The 19th century witnessed a golden age of French ballet, with choreographers such as Marius Petipa and composers like Adolphe Adam contributing to iconic productions. The Romantic era brought forth famous ballets like “Giselle,” characterized by ethereal themes and expressive storytelling. French ballet continued to evolve, embracing innovation and breaking away from classical constraints. In the 20th century, choreographers like George Balanchine and Maurice Béjart, though not French-born, made significant contributions to French ballet, blending classical and modern influences.

Today, French ballet companies like the Paris Opera Ballet and Ballet Preljocaj continue to enchant audiences worldwide. Known for their technical precision, artistic expression, and commitment to pushing the boundaries of the art form, French ballet dancers and choreographers carry on the legacy of a tradition that has been both a reflection of French cultural refinement and a global influence on the world of dance.

The Rehearsal of the Ballet Onstage by Edgar Degas
The Rehearsal of the Ballet Onstage by Edgar Degas

Do you want to know more about French ballet? Let’s take a look at these 10 fun facts about French ballet.

  1. Ballet de Cour: French ballet can trace its origins back to the 16th century, where it evolved from court entertainments known as “ballet de cour.” These early ballets were lavish spectacles that combined dance, music, and theatrical elements.
  2. Louis XIV, the Sun King: Louis XIV, the iconic Sun King of France, played a pivotal role in the development of French ballet. As a skilled dancer himself, he founded the Académie Royale de Danse in 1661, establishing a formal institution for the training and promotion of ballet.
  3. Ballet Terminology: Many of the ballet terms used worldwide, such as plié, tendu, and arabesque, originated from the French language. The codification of ballet terminology occurred during the 17th-century French court.
  4. Romantic Ballet: The Romantic era in ballet, which flourished in the 19th century, saw the creation of iconic works like “La Sylphide” and “Giselle.” These ballets, with ethereal themes and expressive storytelling, left an indelible mark on the history of French ballet.
  5. Paris Opera Ballet: Established in 1669, the Paris Opera Ballet is one of the oldest ballet companies in the world. It continues to be a global powerhouse, showcasing both classical and contemporary ballet works.
  6. Pointe Shoes: The use of pointe shoes, a defining feature of classical ballet, became widespread in French ballet. These specialized shoes enable dancers to dance on the tips of their toes, adding an ethereal quality to their movements.
  7. George Balanchine in France: George Balanchine, a Russian-born choreographer, found success and recognition in France. He co-founded the Ballets Russes de Monte-Carlo, contributing to the fusion of Russian, French, and American influences in ballet.
  8. Ballet Preljocaj: Founded by choreographer Angelin Preljocaj in 1984, Ballet Preljocaj is a contemporary ballet company based in Aix-en-Provence, France. Known for its innovative and visually striking productions, the company has garnered international acclaim.
  9. Ecole de Danse de l’Opéra National de Paris: The Paris Opera Ballet School, affiliated with the Paris Opera Ballet, is renowned for producing exceptional ballet dancers. It serves as a training ground for aspiring young talents, nurturing the next generation of French ballet stars.
  10. Global Influence: French ballet has had a profound influence on the global dance scene. The elegance, precision, and artistry associated with French ballet continue to inspire dancers and choreographers worldwide, shaping the landscape of classical and contemporary ballet.

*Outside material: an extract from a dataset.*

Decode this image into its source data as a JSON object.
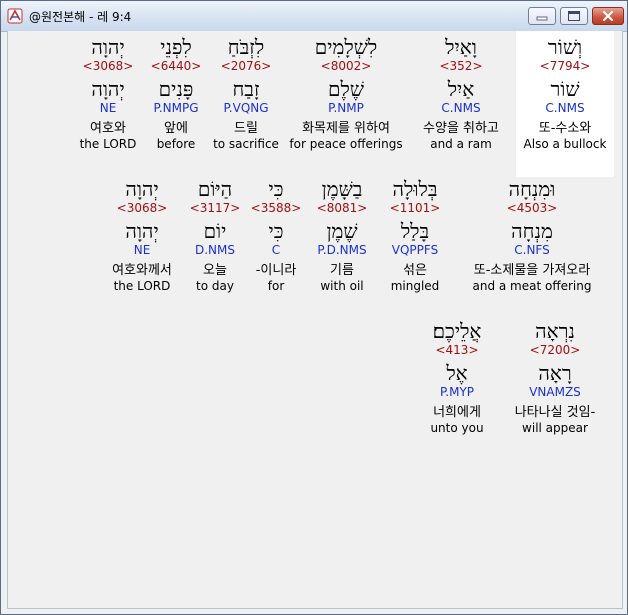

French ballet, with its illustrious history and enduring legacy, stands as a beacon of artistic refinement and innovation. From the opulent court spectacles of Louis XIV to the ethereal narratives of the Romantic era, French ballet has woven a tapestry of movement that reflects the cultural sophistication and creative spirit of the nation. The Paris Opera Ballet, with its centuries-old tradition, continues to enchant audiences with both classical mastery and cutting-edge choreography. As a global influencer in the world of dance, French ballet has left an indelible mark on the vocabulary, technique, and sheer beauty of this art form. Whether in the elegant pas de deux of classical works or the bold experimentation of contemporary pieces, French ballet remains a testament to the enduring allure of movement and expression, captivating hearts and minds on stages around the world.